▶ [Your instructions] Omit every picture and return the rest of the data unaltered.

* * *

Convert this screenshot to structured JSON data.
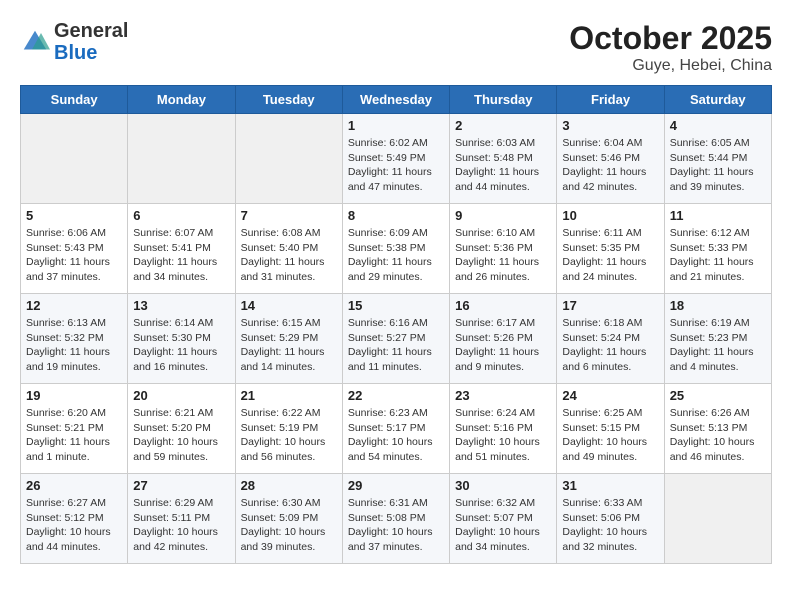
{
  "logo": {
    "general": "General",
    "blue": "Blue"
  },
  "title": "October 2025",
  "subtitle": "Guye, Hebei, China",
  "weekdays": [
    "Sunday",
    "Monday",
    "Tuesday",
    "Wednesday",
    "Thursday",
    "Friday",
    "Saturday"
  ],
  "weeks": [
    [
      {
        "day": "",
        "info": ""
      },
      {
        "day": "",
        "info": ""
      },
      {
        "day": "",
        "info": ""
      },
      {
        "day": "1",
        "sunrise": "Sunrise: 6:02 AM",
        "sunset": "Sunset: 5:49 PM",
        "daylight": "Daylight: 11 hours and 47 minutes."
      },
      {
        "day": "2",
        "sunrise": "Sunrise: 6:03 AM",
        "sunset": "Sunset: 5:48 PM",
        "daylight": "Daylight: 11 hours and 44 minutes."
      },
      {
        "day": "3",
        "sunrise": "Sunrise: 6:04 AM",
        "sunset": "Sunset: 5:46 PM",
        "daylight": "Daylight: 11 hours and 42 minutes."
      },
      {
        "day": "4",
        "sunrise": "Sunrise: 6:05 AM",
        "sunset": "Sunset: 5:44 PM",
        "daylight": "Daylight: 11 hours and 39 minutes."
      }
    ],
    [
      {
        "day": "5",
        "sunrise": "Sunrise: 6:06 AM",
        "sunset": "Sunset: 5:43 PM",
        "daylight": "Daylight: 11 hours and 37 minutes."
      },
      {
        "day": "6",
        "sunrise": "Sunrise: 6:07 AM",
        "sunset": "Sunset: 5:41 PM",
        "daylight": "Daylight: 11 hours and 34 minutes."
      },
      {
        "day": "7",
        "sunrise": "Sunrise: 6:08 AM",
        "sunset": "Sunset: 5:40 PM",
        "daylight": "Daylight: 11 hours and 31 minutes."
      },
      {
        "day": "8",
        "sunrise": "Sunrise: 6:09 AM",
        "sunset": "Sunset: 5:38 PM",
        "daylight": "Daylight: 11 hours and 29 minutes."
      },
      {
        "day": "9",
        "sunrise": "Sunrise: 6:10 AM",
        "sunset": "Sunset: 5:36 PM",
        "daylight": "Daylight: 11 hours and 26 minutes."
      },
      {
        "day": "10",
        "sunrise": "Sunrise: 6:11 AM",
        "sunset": "Sunset: 5:35 PM",
        "daylight": "Daylight: 11 hours and 24 minutes."
      },
      {
        "day": "11",
        "sunrise": "Sunrise: 6:12 AM",
        "sunset": "Sunset: 5:33 PM",
        "daylight": "Daylight: 11 hours and 21 minutes."
      }
    ],
    [
      {
        "day": "12",
        "sunrise": "Sunrise: 6:13 AM",
        "sunset": "Sunset: 5:32 PM",
        "daylight": "Daylight: 11 hours and 19 minutes."
      },
      {
        "day": "13",
        "sunrise": "Sunrise: 6:14 AM",
        "sunset": "Sunset: 5:30 PM",
        "daylight": "Daylight: 11 hours and 16 minutes."
      },
      {
        "day": "14",
        "sunrise": "Sunrise: 6:15 AM",
        "sunset": "Sunset: 5:29 PM",
        "daylight": "Daylight: 11 hours and 14 minutes."
      },
      {
        "day": "15",
        "sunrise": "Sunrise: 6:16 AM",
        "sunset": "Sunset: 5:27 PM",
        "daylight": "Daylight: 11 hours and 11 minutes."
      },
      {
        "day": "16",
        "sunrise": "Sunrise: 6:17 AM",
        "sunset": "Sunset: 5:26 PM",
        "daylight": "Daylight: 11 hours and 9 minutes."
      },
      {
        "day": "17",
        "sunrise": "Sunrise: 6:18 AM",
        "sunset": "Sunset: 5:24 PM",
        "daylight": "Daylight: 11 hours and 6 minutes."
      },
      {
        "day": "18",
        "sunrise": "Sunrise: 6:19 AM",
        "sunset": "Sunset: 5:23 PM",
        "daylight": "Daylight: 11 hours and 4 minutes."
      }
    ],
    [
      {
        "day": "19",
        "sunrise": "Sunrise: 6:20 AM",
        "sunset": "Sunset: 5:21 PM",
        "daylight": "Daylight: 11 hours and 1 minute."
      },
      {
        "day": "20",
        "sunrise": "Sunrise: 6:21 AM",
        "sunset": "Sunset: 5:20 PM",
        "daylight": "Daylight: 10 hours and 59 minutes."
      },
      {
        "day": "21",
        "sunrise": "Sunrise: 6:22 AM",
        "sunset": "Sunset: 5:19 PM",
        "daylight": "Daylight: 10 hours and 56 minutes."
      },
      {
        "day": "22",
        "sunrise": "Sunrise: 6:23 AM",
        "sunset": "Sunset: 5:17 PM",
        "daylight": "Daylight: 10 hours and 54 minutes."
      },
      {
        "day": "23",
        "sunrise": "Sunrise: 6:24 AM",
        "sunset": "Sunset: 5:16 PM",
        "daylight": "Daylight: 10 hours and 51 minutes."
      },
      {
        "day": "24",
        "sunrise": "Sunrise: 6:25 AM",
        "sunset": "Sunset: 5:15 PM",
        "daylight": "Daylight: 10 hours and 49 minutes."
      },
      {
        "day": "25",
        "sunrise": "Sunrise: 6:26 AM",
        "sunset": "Sunset: 5:13 PM",
        "daylight": "Daylight: 10 hours and 46 minutes."
      }
    ],
    [
      {
        "day": "26",
        "sunrise": "Sunrise: 6:27 AM",
        "sunset": "Sunset: 5:12 PM",
        "daylight": "Daylight: 10 hours and 44 minutes."
      },
      {
        "day": "27",
        "sunrise": "Sunrise: 6:29 AM",
        "sunset": "Sunset: 5:11 PM",
        "daylight": "Daylight: 10 hours and 42 minutes."
      },
      {
        "day": "28",
        "sunrise": "Sunrise: 6:30 AM",
        "sunset": "Sunset: 5:09 PM",
        "daylight": "Daylight: 10 hours and 39 minutes."
      },
      {
        "day": "29",
        "sunrise": "Sunrise: 6:31 AM",
        "sunset": "Sunset: 5:08 PM",
        "daylight": "Daylight: 10 hours and 37 minutes."
      },
      {
        "day": "30",
        "sunrise": "Sunrise: 6:32 AM",
        "sunset": "Sunset: 5:07 PM",
        "daylight": "Daylight: 10 hours and 34 minutes."
      },
      {
        "day": "31",
        "sunrise": "Sunrise: 6:33 AM",
        "sunset": "Sunset: 5:06 PM",
        "daylight": "Daylight: 10 hours and 32 minutes."
      },
      {
        "day": "",
        "info": ""
      }
    ]
  ]
}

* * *

▶ [Solution to this problem]
Convert this screenshot to structured JSON data.
{
  "logo": {
    "general": "General",
    "blue": "Blue"
  },
  "title": "October 2025",
  "subtitle": "Guye, Hebei, China",
  "weekdays": [
    "Sunday",
    "Monday",
    "Tuesday",
    "Wednesday",
    "Thursday",
    "Friday",
    "Saturday"
  ],
  "weeks": [
    [
      {
        "day": "",
        "info": ""
      },
      {
        "day": "",
        "info": ""
      },
      {
        "day": "",
        "info": ""
      },
      {
        "day": "1",
        "sunrise": "Sunrise: 6:02 AM",
        "sunset": "Sunset: 5:49 PM",
        "daylight": "Daylight: 11 hours and 47 minutes."
      },
      {
        "day": "2",
        "sunrise": "Sunrise: 6:03 AM",
        "sunset": "Sunset: 5:48 PM",
        "daylight": "Daylight: 11 hours and 44 minutes."
      },
      {
        "day": "3",
        "sunrise": "Sunrise: 6:04 AM",
        "sunset": "Sunset: 5:46 PM",
        "daylight": "Daylight: 11 hours and 42 minutes."
      },
      {
        "day": "4",
        "sunrise": "Sunrise: 6:05 AM",
        "sunset": "Sunset: 5:44 PM",
        "daylight": "Daylight: 11 hours and 39 minutes."
      }
    ],
    [
      {
        "day": "5",
        "sunrise": "Sunrise: 6:06 AM",
        "sunset": "Sunset: 5:43 PM",
        "daylight": "Daylight: 11 hours and 37 minutes."
      },
      {
        "day": "6",
        "sunrise": "Sunrise: 6:07 AM",
        "sunset": "Sunset: 5:41 PM",
        "daylight": "Daylight: 11 hours and 34 minutes."
      },
      {
        "day": "7",
        "sunrise": "Sunrise: 6:08 AM",
        "sunset": "Sunset: 5:40 PM",
        "daylight": "Daylight: 11 hours and 31 minutes."
      },
      {
        "day": "8",
        "sunrise": "Sunrise: 6:09 AM",
        "sunset": "Sunset: 5:38 PM",
        "daylight": "Daylight: 11 hours and 29 minutes."
      },
      {
        "day": "9",
        "sunrise": "Sunrise: 6:10 AM",
        "sunset": "Sunset: 5:36 PM",
        "daylight": "Daylight: 11 hours and 26 minutes."
      },
      {
        "day": "10",
        "sunrise": "Sunrise: 6:11 AM",
        "sunset": "Sunset: 5:35 PM",
        "daylight": "Daylight: 11 hours and 24 minutes."
      },
      {
        "day": "11",
        "sunrise": "Sunrise: 6:12 AM",
        "sunset": "Sunset: 5:33 PM",
        "daylight": "Daylight: 11 hours and 21 minutes."
      }
    ],
    [
      {
        "day": "12",
        "sunrise": "Sunrise: 6:13 AM",
        "sunset": "Sunset: 5:32 PM",
        "daylight": "Daylight: 11 hours and 19 minutes."
      },
      {
        "day": "13",
        "sunrise": "Sunrise: 6:14 AM",
        "sunset": "Sunset: 5:30 PM",
        "daylight": "Daylight: 11 hours and 16 minutes."
      },
      {
        "day": "14",
        "sunrise": "Sunrise: 6:15 AM",
        "sunset": "Sunset: 5:29 PM",
        "daylight": "Daylight: 11 hours and 14 minutes."
      },
      {
        "day": "15",
        "sunrise": "Sunrise: 6:16 AM",
        "sunset": "Sunset: 5:27 PM",
        "daylight": "Daylight: 11 hours and 11 minutes."
      },
      {
        "day": "16",
        "sunrise": "Sunrise: 6:17 AM",
        "sunset": "Sunset: 5:26 PM",
        "daylight": "Daylight: 11 hours and 9 minutes."
      },
      {
        "day": "17",
        "sunrise": "Sunrise: 6:18 AM",
        "sunset": "Sunset: 5:24 PM",
        "daylight": "Daylight: 11 hours and 6 minutes."
      },
      {
        "day": "18",
        "sunrise": "Sunrise: 6:19 AM",
        "sunset": "Sunset: 5:23 PM",
        "daylight": "Daylight: 11 hours and 4 minutes."
      }
    ],
    [
      {
        "day": "19",
        "sunrise": "Sunrise: 6:20 AM",
        "sunset": "Sunset: 5:21 PM",
        "daylight": "Daylight: 11 hours and 1 minute."
      },
      {
        "day": "20",
        "sunrise": "Sunrise: 6:21 AM",
        "sunset": "Sunset: 5:20 PM",
        "daylight": "Daylight: 10 hours and 59 minutes."
      },
      {
        "day": "21",
        "sunrise": "Sunrise: 6:22 AM",
        "sunset": "Sunset: 5:19 PM",
        "daylight": "Daylight: 10 hours and 56 minutes."
      },
      {
        "day": "22",
        "sunrise": "Sunrise: 6:23 AM",
        "sunset": "Sunset: 5:17 PM",
        "daylight": "Daylight: 10 hours and 54 minutes."
      },
      {
        "day": "23",
        "sunrise": "Sunrise: 6:24 AM",
        "sunset": "Sunset: 5:16 PM",
        "daylight": "Daylight: 10 hours and 51 minutes."
      },
      {
        "day": "24",
        "sunrise": "Sunrise: 6:25 AM",
        "sunset": "Sunset: 5:15 PM",
        "daylight": "Daylight: 10 hours and 49 minutes."
      },
      {
        "day": "25",
        "sunrise": "Sunrise: 6:26 AM",
        "sunset": "Sunset: 5:13 PM",
        "daylight": "Daylight: 10 hours and 46 minutes."
      }
    ],
    [
      {
        "day": "26",
        "sunrise": "Sunrise: 6:27 AM",
        "sunset": "Sunset: 5:12 PM",
        "daylight": "Daylight: 10 hours and 44 minutes."
      },
      {
        "day": "27",
        "sunrise": "Sunrise: 6:29 AM",
        "sunset": "Sunset: 5:11 PM",
        "daylight": "Daylight: 10 hours and 42 minutes."
      },
      {
        "day": "28",
        "sunrise": "Sunrise: 6:30 AM",
        "sunset": "Sunset: 5:09 PM",
        "daylight": "Daylight: 10 hours and 39 minutes."
      },
      {
        "day": "29",
        "sunrise": "Sunrise: 6:31 AM",
        "sunset": "Sunset: 5:08 PM",
        "daylight": "Daylight: 10 hours and 37 minutes."
      },
      {
        "day": "30",
        "sunrise": "Sunrise: 6:32 AM",
        "sunset": "Sunset: 5:07 PM",
        "daylight": "Daylight: 10 hours and 34 minutes."
      },
      {
        "day": "31",
        "sunrise": "Sunrise: 6:33 AM",
        "sunset": "Sunset: 5:06 PM",
        "daylight": "Daylight: 10 hours and 32 minutes."
      },
      {
        "day": "",
        "info": ""
      }
    ]
  ]
}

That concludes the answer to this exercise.